‘God Made Trump’ Appeals to a Christian Nationalism Foreign to the Bible
After months of campaigning, debating, and politicking, the 2024 election is officially underway. While political pundits and prognosticators focus their analysis of the Iowa caucus on which of the Republican candidates — Florida Governor Ron DeSantis, Nikki Haley, Donald Trump, and Vivek Ramaswamy — can sustain their campaigns into the New Hampshire primary, a widely distributed viral video (and one campaign’s embrace of its messaging) provides an opportunity for thoughtful Christian reflection about the interplay between politics and faith.
Over the past few years, academics and journalists have written ad nauseam about the alleged dangers of “Christian nationalism.” From melodramatic warnings of the “Far-Right Christian Quest for Power,” to Bill Maher blaming “fundamentalist Christians” for January 6, to Tim Alberta decrying conservative Christians and their supposed “right-wing nationalist fervor” in his latest book, conservative Christians remain the Left’s favorite scapegoat for what ails America’s politics.
As I’ve explained elsewhere, it is evident that the term “Christian nationalism” is an epithet often wielded against politically engaged Christians in order to discredit or dismiss them. Although the overwhelming majority of believers do not wish to impose any sort of theocracy on their fellow citizens, advocacy for the unborn and opposition to radical gender ideology is routinely framed as “extreme” and hateful. So, while Christians should rightly stand up to those who would love nothing more than to drive Christian and conservative voices from the public square, there is a segment within the conservative movement that has proven susceptible to conflating their Christian and American identities.

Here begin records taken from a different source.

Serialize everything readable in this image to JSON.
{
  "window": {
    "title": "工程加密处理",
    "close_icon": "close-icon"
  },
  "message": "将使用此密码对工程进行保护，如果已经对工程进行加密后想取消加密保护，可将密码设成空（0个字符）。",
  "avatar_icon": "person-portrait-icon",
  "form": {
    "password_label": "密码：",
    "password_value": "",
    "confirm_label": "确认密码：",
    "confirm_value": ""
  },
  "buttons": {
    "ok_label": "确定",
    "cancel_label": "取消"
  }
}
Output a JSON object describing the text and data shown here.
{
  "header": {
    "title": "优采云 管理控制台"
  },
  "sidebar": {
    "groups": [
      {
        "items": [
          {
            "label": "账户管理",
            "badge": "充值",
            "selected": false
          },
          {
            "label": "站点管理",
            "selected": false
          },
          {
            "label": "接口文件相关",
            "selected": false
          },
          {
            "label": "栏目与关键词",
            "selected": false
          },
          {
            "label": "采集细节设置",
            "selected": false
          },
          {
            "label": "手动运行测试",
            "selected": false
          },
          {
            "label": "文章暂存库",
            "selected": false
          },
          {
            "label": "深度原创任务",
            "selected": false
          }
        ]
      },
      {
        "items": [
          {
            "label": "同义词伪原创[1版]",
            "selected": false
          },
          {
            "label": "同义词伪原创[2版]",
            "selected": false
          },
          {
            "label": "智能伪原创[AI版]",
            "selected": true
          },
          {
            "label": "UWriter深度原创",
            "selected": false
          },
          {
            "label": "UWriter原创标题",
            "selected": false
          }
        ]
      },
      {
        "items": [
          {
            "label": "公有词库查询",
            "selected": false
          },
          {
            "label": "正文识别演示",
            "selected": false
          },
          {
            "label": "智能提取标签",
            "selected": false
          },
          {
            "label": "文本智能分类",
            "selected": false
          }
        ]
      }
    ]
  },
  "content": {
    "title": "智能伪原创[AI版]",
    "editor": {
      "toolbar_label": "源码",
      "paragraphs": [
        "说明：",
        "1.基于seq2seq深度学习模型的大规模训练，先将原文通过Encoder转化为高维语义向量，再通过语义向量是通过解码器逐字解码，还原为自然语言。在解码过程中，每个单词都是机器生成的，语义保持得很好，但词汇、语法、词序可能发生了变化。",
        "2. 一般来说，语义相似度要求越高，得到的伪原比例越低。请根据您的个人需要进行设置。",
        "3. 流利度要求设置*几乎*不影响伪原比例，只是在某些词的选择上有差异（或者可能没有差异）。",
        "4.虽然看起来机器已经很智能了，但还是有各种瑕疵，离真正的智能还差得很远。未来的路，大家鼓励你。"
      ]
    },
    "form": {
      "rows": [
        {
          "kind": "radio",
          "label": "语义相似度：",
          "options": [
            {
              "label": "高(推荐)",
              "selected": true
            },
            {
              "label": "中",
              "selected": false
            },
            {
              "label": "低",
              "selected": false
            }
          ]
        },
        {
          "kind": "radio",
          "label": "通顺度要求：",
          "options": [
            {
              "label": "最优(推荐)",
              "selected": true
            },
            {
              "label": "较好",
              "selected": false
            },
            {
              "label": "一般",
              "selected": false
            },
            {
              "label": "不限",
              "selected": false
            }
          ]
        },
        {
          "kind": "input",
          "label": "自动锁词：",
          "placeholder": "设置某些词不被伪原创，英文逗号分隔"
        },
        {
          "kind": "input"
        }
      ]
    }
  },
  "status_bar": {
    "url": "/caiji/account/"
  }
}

An example of this conflation is the video shared by Trump in the lead-up to the Iowa caucus. On January 5, the former president shared a video on Truth Social titled “God Made Trump.” Although not produced by the Trump campaign, the president promoted the video, which was amplified on X by Rep. Marjorie Taylor Greene (R-Ga.) and Pastor Paula White and viewed by millions. Additionally, Trump’s campaign played the video before he took the stage at several rallies in Iowa.
In my view, the video is a legitimate example of an inappropriate synthesis of religion and politics. Using artificial intelligence to mimic the voice of the late Paul Harvey, the video intentionally riffs on Harvey’s 1978 “So God Made a Farmer” speech. “God looked down on his planned paradise and said, ‘I need a caretaker,’ so God gave us Trump,” begins the clip.
Combining biblical themes, Scripture, and campaign promises, the advertisement presents the former president in a quasi-messianic light. At one point, the narrator describes Trump’s arms as “strong” yet “gentle,” employing language similar to how God is described in Isaiah 40:11. At another point, the video borrows language from Matthew 12:34, saying, “God had to have someone willing to go into the den of vipers.” Additionally, referring to the media, the narrator quotes Psalm 140:3 (NIV) verbatim, asserting that God needed Trump to “call out the fake news for ‘their tongues as sharp as a serpent’s; the poison of vipers is on their lips.’”
Elsewhere, the video refers to Trump as “strong and courageous,” the very language used to exhort Joshua, Moses’s successor, at the onset of his ministry. Finally, the video describes Trump as “a man who cares for the flock” and a “shepherd to mankind who won’t ever leave nor forsake them.” The latter description is a direct quotation of Deuteronomy 31:6, which in context is God’s promise to Joshua and Israel as they enter the Promised Land. The author of Hebrews cites this promise to encourage Christians of God’s presence with them (see Hebrews 13:5).
The Bible unmistakably condemns idolatry (Exodus 20:3-6; 1 John 5:21), and the God of the Bible demands exclusive loyalty from His covenant people. Intentionally appropriating descriptions reserved for God and assigning them to a political candidate for the purpose of inspiring worship-like devotion is not only bad exegesis but blasphemous. In other words, “God Made Trump” is not problematic for highlighting the Trump administration’s achievements; the video is inappropriate because it purposely co-opts biblical language for unbiblical ends.
In summary, although I generally dismiss allegations of “Christian nationalism” as thinly disguised efforts to silence Christians in the public square, the video played at Trump’s recent campaign events is a legitimate example of conflating Christianity with a political agenda, i.e. Christian nationalism. Christians can never ascribe ultimate devotion and loyalty to anyone or anything besides the God of the Bible. Although advocating and championing one’s political candidate is a valid civic exercise, Christians must resist the temptation to infuse politics with transcendent meaning. A telltale sign that faithful engagement has devolved into idolatry is the misuse and misappropriation of Scripture to baptize one’s preferred candidate or platform.
As the 2024 election gets into full swing, Christians have an opportunity to model a faithful politics that keeps everything in perspective. Elections and campaigns matter. But the people of God must engage the political process as Christians, understanding that whoever is elected in November is ultimately a fallible human, not a messiah (Psalm 146:3-5).
David Closson is Director of the Center for Biblical Worldview at Family Research Council.